The leaves have fallen, birds aren’t chirping and the sun is setting before rush hour. That only means one thing: football's chilly weather has officially arrived.
As the NFL postseason gets underway on Saturday you can definitely expect games being played in some very frigid environments.
Saturday's wild-card game between the Buffalo Bills and the New England Patriots could be one of the coldest matchups that we've seen in quite a while. Temperatures for the Saturday night contest look to be around 8 degrees during kickoff at Highmark Stadium in Buffalo.
That hasn't been the chilliest matchup we've seen, though. Here’s a look at nine of the coldest games in NFL history:
9. Raiders vs. Packers 1993, 0 degrees (wind chill -20)
The Los Angeles Raiders weren’t prepared for the Frozen Tundra in Week 17 of the 1993 season. Art Shell’s squad traveled to Lambeau Field and lost 28-0, allowing eight sacks and committing four turnovers against Reggie White and Co.
8. Raiders vs. Bills 1994, 0 degrees (wind chill -32)

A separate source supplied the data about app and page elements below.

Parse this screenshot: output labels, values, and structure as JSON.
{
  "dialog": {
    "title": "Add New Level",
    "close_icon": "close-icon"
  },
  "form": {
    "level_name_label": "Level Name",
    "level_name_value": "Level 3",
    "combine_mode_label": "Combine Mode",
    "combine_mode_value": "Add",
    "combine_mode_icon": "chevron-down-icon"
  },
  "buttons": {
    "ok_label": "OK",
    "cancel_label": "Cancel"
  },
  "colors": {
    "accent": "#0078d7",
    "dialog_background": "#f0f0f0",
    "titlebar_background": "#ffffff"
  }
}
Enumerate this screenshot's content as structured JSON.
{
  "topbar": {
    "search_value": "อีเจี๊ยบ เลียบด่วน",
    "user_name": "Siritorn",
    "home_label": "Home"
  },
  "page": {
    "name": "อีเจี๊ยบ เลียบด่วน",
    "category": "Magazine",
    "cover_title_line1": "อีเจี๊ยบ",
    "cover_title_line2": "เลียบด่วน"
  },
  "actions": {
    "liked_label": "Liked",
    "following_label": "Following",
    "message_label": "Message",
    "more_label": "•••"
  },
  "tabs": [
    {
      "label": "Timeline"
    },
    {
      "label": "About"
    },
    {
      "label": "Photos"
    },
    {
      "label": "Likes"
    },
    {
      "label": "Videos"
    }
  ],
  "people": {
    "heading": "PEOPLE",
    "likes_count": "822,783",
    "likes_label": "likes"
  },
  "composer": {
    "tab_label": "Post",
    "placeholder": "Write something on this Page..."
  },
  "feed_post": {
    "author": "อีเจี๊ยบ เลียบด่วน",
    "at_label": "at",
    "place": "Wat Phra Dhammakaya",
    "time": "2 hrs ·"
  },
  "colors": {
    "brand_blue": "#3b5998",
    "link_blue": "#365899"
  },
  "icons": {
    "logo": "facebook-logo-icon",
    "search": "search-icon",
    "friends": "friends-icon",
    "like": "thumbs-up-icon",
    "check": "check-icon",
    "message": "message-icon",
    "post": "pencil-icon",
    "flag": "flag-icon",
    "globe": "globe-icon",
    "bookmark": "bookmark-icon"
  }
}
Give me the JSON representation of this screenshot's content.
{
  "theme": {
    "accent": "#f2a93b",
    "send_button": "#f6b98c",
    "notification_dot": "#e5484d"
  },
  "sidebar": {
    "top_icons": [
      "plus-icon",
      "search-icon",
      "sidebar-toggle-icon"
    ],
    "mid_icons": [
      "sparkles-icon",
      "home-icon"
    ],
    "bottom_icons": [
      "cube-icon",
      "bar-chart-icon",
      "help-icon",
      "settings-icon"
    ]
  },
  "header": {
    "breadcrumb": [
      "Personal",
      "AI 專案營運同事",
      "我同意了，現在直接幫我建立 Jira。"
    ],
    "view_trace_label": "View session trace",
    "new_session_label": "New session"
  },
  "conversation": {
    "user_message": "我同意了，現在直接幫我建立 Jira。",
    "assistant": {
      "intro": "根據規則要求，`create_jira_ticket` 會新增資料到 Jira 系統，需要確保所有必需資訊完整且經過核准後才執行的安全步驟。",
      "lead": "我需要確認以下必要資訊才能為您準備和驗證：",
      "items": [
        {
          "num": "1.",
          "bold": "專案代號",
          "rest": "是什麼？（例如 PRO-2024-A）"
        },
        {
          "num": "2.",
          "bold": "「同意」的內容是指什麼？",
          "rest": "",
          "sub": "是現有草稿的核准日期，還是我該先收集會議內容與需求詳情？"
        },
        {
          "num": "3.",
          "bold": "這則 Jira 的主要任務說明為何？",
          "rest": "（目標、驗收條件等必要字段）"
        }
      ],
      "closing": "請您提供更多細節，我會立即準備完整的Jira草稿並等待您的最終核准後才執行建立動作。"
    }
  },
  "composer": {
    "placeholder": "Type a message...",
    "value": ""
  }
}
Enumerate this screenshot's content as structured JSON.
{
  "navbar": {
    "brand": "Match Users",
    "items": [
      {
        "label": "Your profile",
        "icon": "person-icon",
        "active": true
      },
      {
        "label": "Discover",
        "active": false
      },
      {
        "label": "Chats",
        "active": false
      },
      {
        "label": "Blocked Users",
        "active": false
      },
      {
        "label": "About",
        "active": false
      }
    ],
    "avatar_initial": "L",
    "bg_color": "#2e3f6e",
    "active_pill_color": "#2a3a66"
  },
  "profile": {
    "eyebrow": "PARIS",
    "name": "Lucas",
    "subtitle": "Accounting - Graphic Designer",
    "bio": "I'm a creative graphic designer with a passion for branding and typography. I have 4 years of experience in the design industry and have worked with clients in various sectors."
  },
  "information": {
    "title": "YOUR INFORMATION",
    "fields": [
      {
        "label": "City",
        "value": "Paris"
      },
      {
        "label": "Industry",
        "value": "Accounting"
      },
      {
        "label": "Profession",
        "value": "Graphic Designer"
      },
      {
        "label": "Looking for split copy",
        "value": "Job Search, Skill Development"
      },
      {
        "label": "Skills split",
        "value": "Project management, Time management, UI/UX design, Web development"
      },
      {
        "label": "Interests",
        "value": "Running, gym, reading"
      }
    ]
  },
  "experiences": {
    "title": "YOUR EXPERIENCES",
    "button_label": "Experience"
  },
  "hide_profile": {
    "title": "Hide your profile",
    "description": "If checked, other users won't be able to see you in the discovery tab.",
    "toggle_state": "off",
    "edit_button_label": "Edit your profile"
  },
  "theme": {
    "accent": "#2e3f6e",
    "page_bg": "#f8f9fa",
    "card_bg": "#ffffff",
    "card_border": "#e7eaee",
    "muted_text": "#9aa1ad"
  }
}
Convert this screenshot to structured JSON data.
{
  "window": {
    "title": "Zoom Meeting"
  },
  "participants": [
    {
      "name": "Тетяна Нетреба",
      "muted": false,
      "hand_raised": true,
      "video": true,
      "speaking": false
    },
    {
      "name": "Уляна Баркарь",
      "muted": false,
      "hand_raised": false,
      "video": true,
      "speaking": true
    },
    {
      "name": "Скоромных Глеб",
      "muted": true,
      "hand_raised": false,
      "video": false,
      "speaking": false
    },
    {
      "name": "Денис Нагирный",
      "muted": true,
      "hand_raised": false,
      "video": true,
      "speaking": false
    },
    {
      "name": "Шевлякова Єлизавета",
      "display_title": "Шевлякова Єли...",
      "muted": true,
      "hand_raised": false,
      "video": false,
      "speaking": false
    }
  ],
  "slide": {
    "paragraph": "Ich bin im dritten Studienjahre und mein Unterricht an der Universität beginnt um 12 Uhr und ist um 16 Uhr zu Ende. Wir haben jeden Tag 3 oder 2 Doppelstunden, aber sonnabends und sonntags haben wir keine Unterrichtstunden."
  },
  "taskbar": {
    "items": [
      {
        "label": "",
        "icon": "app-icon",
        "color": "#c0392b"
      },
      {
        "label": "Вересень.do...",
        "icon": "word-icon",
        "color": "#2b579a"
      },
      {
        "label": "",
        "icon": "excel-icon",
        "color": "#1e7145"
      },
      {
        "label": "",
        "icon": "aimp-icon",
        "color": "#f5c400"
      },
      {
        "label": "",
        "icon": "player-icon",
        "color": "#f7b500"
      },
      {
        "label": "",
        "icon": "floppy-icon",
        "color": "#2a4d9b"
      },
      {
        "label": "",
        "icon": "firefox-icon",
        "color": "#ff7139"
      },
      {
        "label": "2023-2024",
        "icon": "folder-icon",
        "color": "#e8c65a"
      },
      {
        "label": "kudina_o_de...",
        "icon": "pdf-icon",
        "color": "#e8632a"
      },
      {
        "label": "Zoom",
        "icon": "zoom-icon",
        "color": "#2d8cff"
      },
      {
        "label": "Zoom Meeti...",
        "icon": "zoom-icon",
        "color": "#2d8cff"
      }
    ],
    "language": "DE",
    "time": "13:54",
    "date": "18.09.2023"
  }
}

Just three weeks later, the Raiders unsuccessfully battled even colder temperatures. L.A. put up a better fight in this one but still lost to Buffalo 29-23. The Bills went on to win the AFC title a week later before losing in Super Bowl XXVIII to the Dallas Cowboys, their fourth straight Super Bowl loss.
7. Bears vs. Vikings 1972, -2 degrees (wind chill -15)
Both of these NFC North teams were used to cold weather coming into this Week 12 matchup, but nothing prepares you for -15 wind chill. The Vikings improved to 7-5 after a 23-10 victory over the Bears. Future Hall of Famer Fran Tarkenton had 261 passing yards and a touchdown for Minnesota.
6. Packers vs. Vikings 1972, -2 degrees (wind chill -19)
One week later, the chilly temps in Minneapolis only got colder. The Packers traveled to Metropolitan Stadium and defeated the Vikings 23-7. Green Bay threw just 14 passes compared to 45 rushing attempts in the victory.
5. Raiders vs. Browns 1981, -4 degrees (wind chill -36)
Even though the Raiders play in California, they continue to appear on this list. This time it was a road playoff game in Cleveland, where the Browns lost to the Raiders 14-12. It wasn’t pretty, with seven combined turnovers between the teams, but the then-Oakland Raiders used it to catapult them to an eventual Super Bowl XV win over the Philadelphia Eagles.
4. Giants vs. Packers 2008, -4 degrees (wind chill -24)
The Giants’ third straight road playoff game was their toughest, facing -24 wind chill and an experienced Packers squad led by Brett Favre. Lawrence Tynes missed two field goals in the fourth quarter to send the game to overtime, where Favre quickly threw a costly interception that set up the Giants’ game-winning 47-yard kick. The last memory of this game will be Giants head coach Tom Coughlin’s red face, which quite literally looked frozen.
3. Seahawks vs. Vikings 2016, -6 degrees (wind chill -25)
We stay in the 21st century and head back to Minnesota, TCF Bank Stadium to be exact, where the Vikings played in 2014 and 2015 while U.S. Bank Stadium was being built. Blair Walsh buried three field goals to give the Vikings a 9-0 lead into the fourth quarter, but the Seahawks scored 10 unanswered to pull ahead late. Walsh then missed a game-winning 26-yard field goal with 20 seconds left to seal Seattle’s victory. This was the last outdoor home game the Vikings played before moving into a dome.
2. Chargers vs. Bengals 1982, -9 degrees (wind chill -59)
Based on the wind chill, this was the coldest game in league history. The actual temperature was 50 degrees warmer than the wind chill. Nicknamed “The Freezer Bowl,” this AFC Championship Game was dominated by the home team. Cincinnati defeated San Diego 27-7, which makes sense considering temperatures in the California city rarely even reach as low as +59 degrees. Chargers quarterback Dan Fouts had four turnovers as the Bengals advanced to Super Bowl XVI, which they lost to the San Francisco 49ers.
1. Cowboys vs. Packers 1967, -13 degrees (wind chill -48)
Lambeau Field has hosted some cold games, but none have topped the 1967 NFC Championship Game. At kickoff, “The Ice Bowl” had temperatures around -13 degrees. It reached -18 by the end of the game when Bart Starr rushed for the game-winning touchdown in the fourth quarter.
This was the final home game at Lambeau for legendary head coach Vince Lombardi, as he stepped down after the Packers’ Super Bowl victory two weeks later.